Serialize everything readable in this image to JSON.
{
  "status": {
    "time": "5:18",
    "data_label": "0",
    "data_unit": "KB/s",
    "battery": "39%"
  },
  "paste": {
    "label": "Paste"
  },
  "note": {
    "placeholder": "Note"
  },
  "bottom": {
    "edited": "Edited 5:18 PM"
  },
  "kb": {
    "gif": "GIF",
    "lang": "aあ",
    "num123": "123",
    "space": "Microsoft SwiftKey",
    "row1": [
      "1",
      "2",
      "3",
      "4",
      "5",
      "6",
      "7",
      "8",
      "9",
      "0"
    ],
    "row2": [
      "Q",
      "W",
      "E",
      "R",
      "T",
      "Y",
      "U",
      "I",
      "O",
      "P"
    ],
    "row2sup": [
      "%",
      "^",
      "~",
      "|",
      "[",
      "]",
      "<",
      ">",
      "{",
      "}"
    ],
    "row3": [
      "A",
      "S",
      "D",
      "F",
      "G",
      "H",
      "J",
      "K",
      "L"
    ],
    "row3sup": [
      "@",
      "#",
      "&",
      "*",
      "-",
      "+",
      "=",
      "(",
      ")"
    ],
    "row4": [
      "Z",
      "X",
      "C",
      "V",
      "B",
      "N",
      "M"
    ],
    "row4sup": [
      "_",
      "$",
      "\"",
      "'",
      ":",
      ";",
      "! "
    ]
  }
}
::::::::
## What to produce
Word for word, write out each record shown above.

## Solved exercise
Serialize everything readable in this image to JSON.
{
  "status": {
    "time": "5:18",
    "data_label": "0",
    "data_unit": "KB/s",
    "battery": "39%"
  },
  "paste": {
    "label": "Paste"
  },
  "note": {
    "placeholder": "Note"
  },
  "bottom": {
    "edited": "Edited 5:18 PM"
  },
  "kb": {
    "gif": "GIF",
    "lang": "aあ",
    "num123": "123",
    "space": "Microsoft SwiftKey",
    "row1": [
      "1",
      "2",
      "3",
      "4",
      "5",
      "6",
      "7",
      "8",
      "9",
      "0"
    ],
    "row2": [
      "Q",
      "W",
      "E",
      "R",
      "T",
      "Y",
      "U",
      "I",
      "O",
      "P"
    ],
    "row2sup": [
      "%",
      "^",
      "~",
      "|",
      "[",
      "]",
      "<",
      ">",
      "{",
      "}"
    ],
    "row3": [
      "A",
      "S",
      "D",
      "F",
      "G",
      "H",
      "J",
      "K",
      "L"
    ],
    "row3sup": [
      "@",
      "#",
      "&",
      "*",
      "-",
      "+",
      "=",
      "(",
      ")"
    ],
    "row4": [
      "Z",
      "X",
      "C",
      "V",
      "B",
      "N",
      "M"
    ],
    "row4sup": [
      "_",
      "$",
      "\"",
      "'",
      ":",
      ";",
      "! "
    ]
  }
}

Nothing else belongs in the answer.